=== Items from an interface collection ===
►

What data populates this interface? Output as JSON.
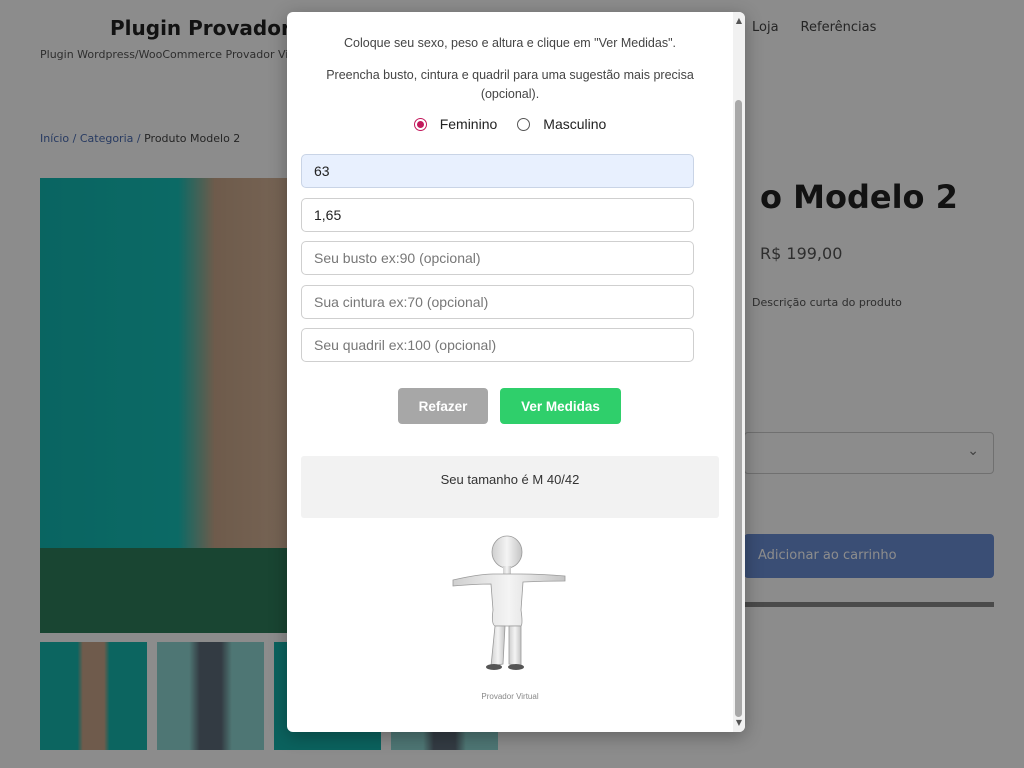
{
  "background": {
    "site_title": "Plugin Provador V",
    "site_tagline": "Plugin Wordpress/WooCommerce Provador Virtual para lojas",
    "nav": [
      "Loja",
      "Referências"
    ],
    "breadcrumb": {
      "home": "Início",
      "sep": "/",
      "category": "Categoria",
      "current": "Produto Modelo 2"
    },
    "product_title": "o Modelo 2",
    "price": "R$ 199,00",
    "meta": "Descrição curta do produto",
    "select_arrow": "⌄",
    "cart_label": "Adicionar ao carrinho"
  },
  "modal": {
    "instruction_1": "Coloque seu sexo, peso e altura e clique em \"Ver Medidas\".",
    "instruction_2": "Preencha busto, cintura e quadril para uma sugestão mais precisa (opcional).",
    "gender": {
      "options": [
        "Feminino",
        "Masculino"
      ],
      "selected": "Feminino"
    },
    "fields": {
      "weight": {
        "value": "63",
        "placeholder": ""
      },
      "height": {
        "value": "1,65",
        "placeholder": ""
      },
      "bust": {
        "value": "",
        "placeholder": "Seu busto ex:90 (opcional)"
      },
      "waist": {
        "value": "",
        "placeholder": "Sua cintura ex:70 (opcional)"
      },
      "hip": {
        "value": "",
        "placeholder": "Seu quadril ex:100 (opcional)"
      }
    },
    "buttons": {
      "redo": "Refazer",
      "measure": "Ver Medidas"
    },
    "result": "Seu tamanho é M 40/42",
    "caption": "Provador Virtual",
    "scroll_up": "▲",
    "scroll_down": "▼"
  },
  "colors": {
    "accent_green": "#2fcf6b",
    "radio_selected": "#c2185b",
    "redo_gray": "#a7a7a7"
  }
}
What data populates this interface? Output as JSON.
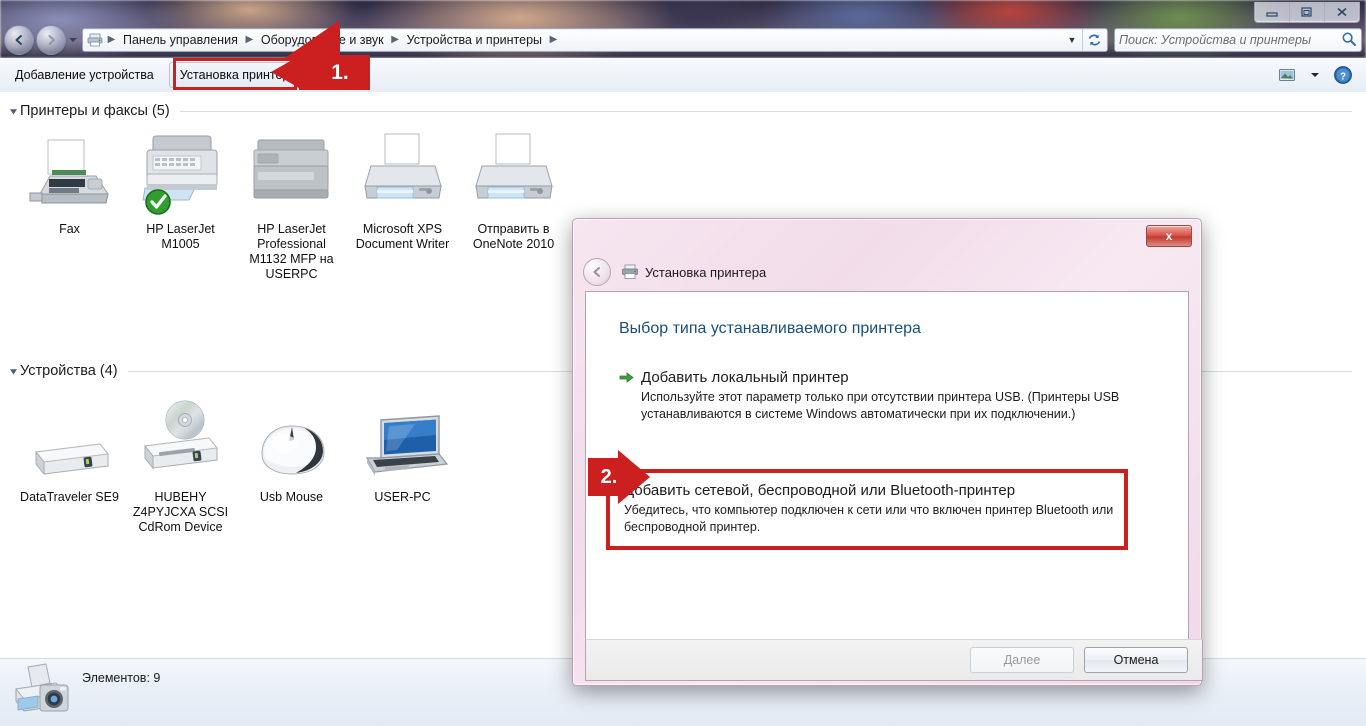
{
  "window": {
    "controls": [
      {
        "name": "minimize",
        "glyph": "minimize-icon"
      },
      {
        "name": "restore",
        "glyph": "restore-icon"
      },
      {
        "name": "close",
        "glyph": "close-icon"
      }
    ]
  },
  "addressbar": {
    "back_tooltip": "Назад",
    "forward_tooltip": "Вперед",
    "crumbs": [
      "Панель управления",
      "Оборудование и звук",
      "Устройства и принтеры"
    ],
    "separator": "▶",
    "chevron": "▼",
    "refresh": "↻"
  },
  "search": {
    "placeholder": "Поиск: Устройства и принтеры"
  },
  "toolbar": {
    "add_device_label": "Добавление устройства",
    "install_printer_label": "Установка принтера",
    "view_icon": "view-pane-icon",
    "view_chevron": "▼",
    "help_icon": "help-icon"
  },
  "sections": [
    {
      "id": "printers",
      "label": "Принтеры и факсы (5)",
      "items": [
        {
          "label": "Fax",
          "icon": "fax-icon",
          "default": false
        },
        {
          "label": "HP LaserJet M1005",
          "icon": "printer-mfp-icon",
          "default": true
        },
        {
          "label": "HP LaserJet Professional M1132 MFP на USERPC",
          "icon": "printer-network-icon",
          "default": false
        },
        {
          "label": "Microsoft XPS Document Writer",
          "icon": "printer-icon",
          "default": false
        },
        {
          "label": "Отправить в OneNote 2010",
          "icon": "printer-icon",
          "default": false
        }
      ]
    },
    {
      "id": "devices",
      "label": "Устройства (4)",
      "items": [
        {
          "label": "DataTraveler SE9",
          "icon": "usb-drive-icon"
        },
        {
          "label": "HUBEHY Z4PYJCXA SCSI CdRom Device",
          "icon": "cdrom-drive-icon"
        },
        {
          "label": "Usb Mouse",
          "icon": "mouse-icon"
        },
        {
          "label": "USER-PC",
          "icon": "laptop-icon"
        }
      ]
    }
  ],
  "statusbar": {
    "icon": "printer-camera-icon",
    "text": "Элементов: 9"
  },
  "dialog": {
    "close_label": "x",
    "title": "Установка принтера",
    "title_icon": "printer-icon",
    "back_glyph": "◄",
    "heading": "Выбор типа устанавливаемого принтера",
    "options": [
      {
        "id": "local",
        "arrow": "➜",
        "title": "Добавить локальный принтер",
        "desc": "Используйте этот параметр только при отсутствии принтера USB. (Принтеры USB устанавливаются в системе Windows автоматически при их подключении.)"
      },
      {
        "id": "network",
        "title": "Добавить сетевой, беспроводной или Bluetooth-принтер",
        "desc": "Убедитесь, что компьютер подключен к сети или что включен принтер Bluetooth или беспроводной принтер."
      }
    ],
    "next_label": "Далее",
    "cancel_label": "Отмена"
  },
  "annotations": [
    {
      "id": "step-1",
      "label": "1.",
      "color": "#cc1f1f"
    },
    {
      "id": "step-2",
      "label": "2.",
      "color": "#cc1f1f"
    }
  ],
  "colors": {
    "annotation_red": "#cc1f1f",
    "dialog_pink": "#f2dcea",
    "heading_blue": "#18507a",
    "default_check_green": "#2f9e2f"
  }
}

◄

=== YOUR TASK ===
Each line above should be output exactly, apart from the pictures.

=== WRITTEN REPLY ===
What data populates this interface? Output as JSON.
{
  "background": {
    "site_title": "Plugin Provador V",
    "site_tagline": "Plugin Wordpress/WooCommerce Provador Virtual para lojas",
    "nav": [
      "Loja",
      "Referências"
    ],
    "breadcrumb": {
      "home": "Início",
      "sep": "/",
      "category": "Categoria",
      "current": "Produto Modelo 2"
    },
    "product_title": "o Modelo 2",
    "price": "R$ 199,00",
    "meta": "Descrição curta do produto",
    "select_arrow": "⌄",
    "cart_label": "Adicionar ao carrinho"
  },
  "modal": {
    "instruction_1": "Coloque seu sexo, peso e altura e clique em \"Ver Medidas\".",
    "instruction_2": "Preencha busto, cintura e quadril para uma sugestão mais precisa (opcional).",
    "gender": {
      "options": [
        "Feminino",
        "Masculino"
      ],
      "selected": "Feminino"
    },
    "fields": {
      "weight": {
        "value": "63",
        "placeholder": ""
      },
      "height": {
        "value": "1,65",
        "placeholder": ""
      },
      "bust": {
        "value": "",
        "placeholder": "Seu busto ex:90 (opcional)"
      },
      "waist": {
        "value": "",
        "placeholder": "Sua cintura ex:70 (opcional)"
      },
      "hip": {
        "value": "",
        "placeholder": "Seu quadril ex:100 (opcional)"
      }
    },
    "buttons": {
      "redo": "Refazer",
      "measure": "Ver Medidas"
    },
    "result": "Seu tamanho é M 40/42",
    "caption": "Provador Virtual",
    "scroll_up": "▲",
    "scroll_down": "▼"
  },
  "colors": {
    "accent_green": "#2fcf6b",
    "radio_selected": "#c2185b",
    "redo_gray": "#a7a7a7"
  }
}
What data populates this interface? Output as JSON.
{
  "window": {
    "controls": [
      {
        "name": "minimize",
        "glyph": "minimize-icon"
      },
      {
        "name": "restore",
        "glyph": "restore-icon"
      },
      {
        "name": "close",
        "glyph": "close-icon"
      }
    ]
  },
  "addressbar": {
    "back_tooltip": "Назад",
    "forward_tooltip": "Вперед",
    "crumbs": [
      "Панель управления",
      "Оборудование и звук",
      "Устройства и принтеры"
    ],
    "separator": "▶",
    "chevron": "▼",
    "refresh": "↻"
  },
  "search": {
    "placeholder": "Поиск: Устройства и принтеры"
  },
  "toolbar": {
    "add_device_label": "Добавление устройства",
    "install_printer_label": "Установка принтера",
    "view_icon": "view-pane-icon",
    "view_chevron": "▼",
    "help_icon": "help-icon"
  },
  "sections": [
    {
      "id": "printers",
      "label": "Принтеры и факсы (5)",
      "items": [
        {
          "label": "Fax",
          "icon": "fax-icon",
          "default": false
        },
        {
          "label": "HP LaserJet M1005",
          "icon": "printer-mfp-icon",
          "default": true
        },
        {
          "label": "HP LaserJet Professional M1132 MFP на USERPC",
          "icon": "printer-network-icon",
          "default": false
        },
        {
          "label": "Microsoft XPS Document Writer",
          "icon": "printer-icon",
          "default": false
        },
        {
          "label": "Отправить в OneNote 2010",
          "icon": "printer-icon",
          "default": false
        }
      ]
    },
    {
      "id": "devices",
      "label": "Устройства (4)",
      "items": [
        {
          "label": "DataTraveler SE9",
          "icon": "usb-drive-icon"
        },
        {
          "label": "HUBEHY Z4PYJCXA SCSI CdRom Device",
          "icon": "cdrom-drive-icon"
        },
        {
          "label": "Usb Mouse",
          "icon": "mouse-icon"
        },
        {
          "label": "USER-PC",
          "icon": "laptop-icon"
        }
      ]
    }
  ],
  "statusbar": {
    "icon": "printer-camera-icon",
    "text": "Элементов: 9"
  },
  "dialog": {
    "close_label": "x",
    "title": "Установка принтера",
    "title_icon": "printer-icon",
    "back_glyph": "◄",
    "heading": "Выбор типа устанавливаемого принтера",
    "options": [
      {
        "id": "local",
        "arrow": "➜",
        "title": "Добавить локальный принтер",
        "desc": "Используйте этот параметр только при отсутствии принтера USB. (Принтеры USB устанавливаются в системе Windows автоматически при их подключении.)"
      },
      {
        "id": "network",
        "title": "Добавить сетевой, беспроводной или Bluetooth-принтер",
        "desc": "Убедитесь, что компьютер подключен к сети или что включен принтер Bluetooth или беспроводной принтер."
      }
    ],
    "next_label": "Далее",
    "cancel_label": "Отмена"
  },
  "annotations": [
    {
      "id": "step-1",
      "label": "1.",
      "color": "#cc1f1f"
    },
    {
      "id": "step-2",
      "label": "2.",
      "color": "#cc1f1f"
    }
  ],
  "colors": {
    "annotation_red": "#cc1f1f",
    "dialog_pink": "#f2dcea",
    "heading_blue": "#18507a",
    "default_check_green": "#2f9e2f"
  }
}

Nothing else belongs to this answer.